I promised I would but to my eternal shame I did neither. I loved Gemma, she had trusted me with Anton, her most precious, and I repayed her trust by betraying her.
It was almost as if Gemma had had a presentiment. Half-apologetically she had said in one phonecall, I know I'm a neurotic, jealous mad-woman and I want you to stick close, but please don't get too fond of him. I can just see it, you'll be hanging out, roller-blading, having your photo taken at Trafalger Square, Madame Tussauds She faltered.
Carnaby Street, I supplied. We'll go there on a red bus.
Yes, exactly, thanks. There you'll be, having a lovely platonic laugh.
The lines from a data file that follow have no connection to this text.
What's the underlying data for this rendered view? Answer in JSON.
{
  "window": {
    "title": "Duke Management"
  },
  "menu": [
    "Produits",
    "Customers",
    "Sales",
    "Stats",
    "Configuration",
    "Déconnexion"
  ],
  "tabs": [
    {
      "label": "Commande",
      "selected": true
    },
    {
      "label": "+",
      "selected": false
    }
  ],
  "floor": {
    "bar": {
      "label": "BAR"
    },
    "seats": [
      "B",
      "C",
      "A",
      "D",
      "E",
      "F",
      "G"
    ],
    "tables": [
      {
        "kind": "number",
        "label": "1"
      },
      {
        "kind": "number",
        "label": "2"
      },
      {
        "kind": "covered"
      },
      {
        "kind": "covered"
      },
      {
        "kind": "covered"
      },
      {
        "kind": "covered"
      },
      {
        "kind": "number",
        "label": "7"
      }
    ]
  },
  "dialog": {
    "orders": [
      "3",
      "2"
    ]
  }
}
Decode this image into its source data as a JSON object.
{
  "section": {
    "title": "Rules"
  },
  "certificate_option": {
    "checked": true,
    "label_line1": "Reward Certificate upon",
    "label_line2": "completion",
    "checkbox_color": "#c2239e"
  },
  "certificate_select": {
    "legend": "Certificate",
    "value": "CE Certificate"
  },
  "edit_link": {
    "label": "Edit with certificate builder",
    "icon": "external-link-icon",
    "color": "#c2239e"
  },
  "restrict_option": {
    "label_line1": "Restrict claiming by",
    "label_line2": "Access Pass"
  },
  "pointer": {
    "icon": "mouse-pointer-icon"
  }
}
Then one day you get an eyelash caught in your eye, he helps you get it out, then Whoops! You're standing right next to each other, close enough for a snog and you see that it's been a slow burn and you've been in love with each other for ages.
I promised Gemma that she had no need to worry and in a way I kept my word. There was no slow burn and caught eyelash stuff. Instead I fell in love with Anton the first time we met. But Gemma had also described him as The One. It was something he made a habit of, it seemed.
But that was all ahead of me and I had no idea that any such thing would happen when, two days after Anton arrived in London, I picked up the phone and dialled his Vauxhall number. What I was aware of was that I had a duty to undertake; how best to keep an eye on him? I could sit in a car outside his flat and stake him out. Except I didn't want to. A preliminary meet-and-greet session over a couple of drinks, would be the thing, I decided. Depending on how that went, I could introduce him to other people, who might agree to share the monitoring.
We agreed to meet at seven o'clock one Thursday evening outside Haverstock Hill tube station. I had rented a hovel in nearby Gospel Oak walking distance.
As I ascended the hill to the tube station the air was sparkly clean and smelt of lush grass; the cool relief of Autumn had just arrived. Day-glo August glare had given way to clear pewter light; the reek of overheated dustbins had been replaced with the musky crunch of golden leaves and a recent rain shower had washed away the last of the Summer dust. I was calm now that it was Autumn. I could breath again.
Until I realized that, with my typical lack of organisation, I didn't know what Anton looked like. All I had to go on was Gemma's description, which was that he was, Gorgeous. The ridiest of rides.' But one woman's ride' is another woman's not even if he was the last man on earth.' Arse, I chided myself, narrowing my eyes at the distant station, hoping there wouldn't be too many good looking men there. (That thought must have been a sign that I was gearing up for some version of madness.)
But as my eyes searched, I noticed that someone outside the station was watching me. Instantly I knew it was him. I knew it was him.
I didn't physically stumble but I felt as if I had. In shock all my thoughts jolted and rearranged and in an instant everything had changed. I know it sounds absurd but I promise it's the truth.
I could have stopped. As early as then I knew I ought to turn back and erase the future, but I continued putting one foot in front of another, as if an invisible thread lead me directly to him. There was clarity and fear and an unignorable sense of the inevitable.
Each breath I took echoed loud and slow as if I was scuba diving and as I got closer, I had to stop looking at him. So I focused my sight on the pavement discarded tube tickets, stubbed-out cigarettes, crumpled coke cans - until I was next to him.
His first word to me were, I saw you from miles away. Straight away I knew it was you. He picked up a strand of my hair.
I knew it was you too.
While throngs of people hurtled in and out of the station like characters in a speeded-up movie, Anton and I remained motionless as statues, his hands on my arms, completing the magic circle.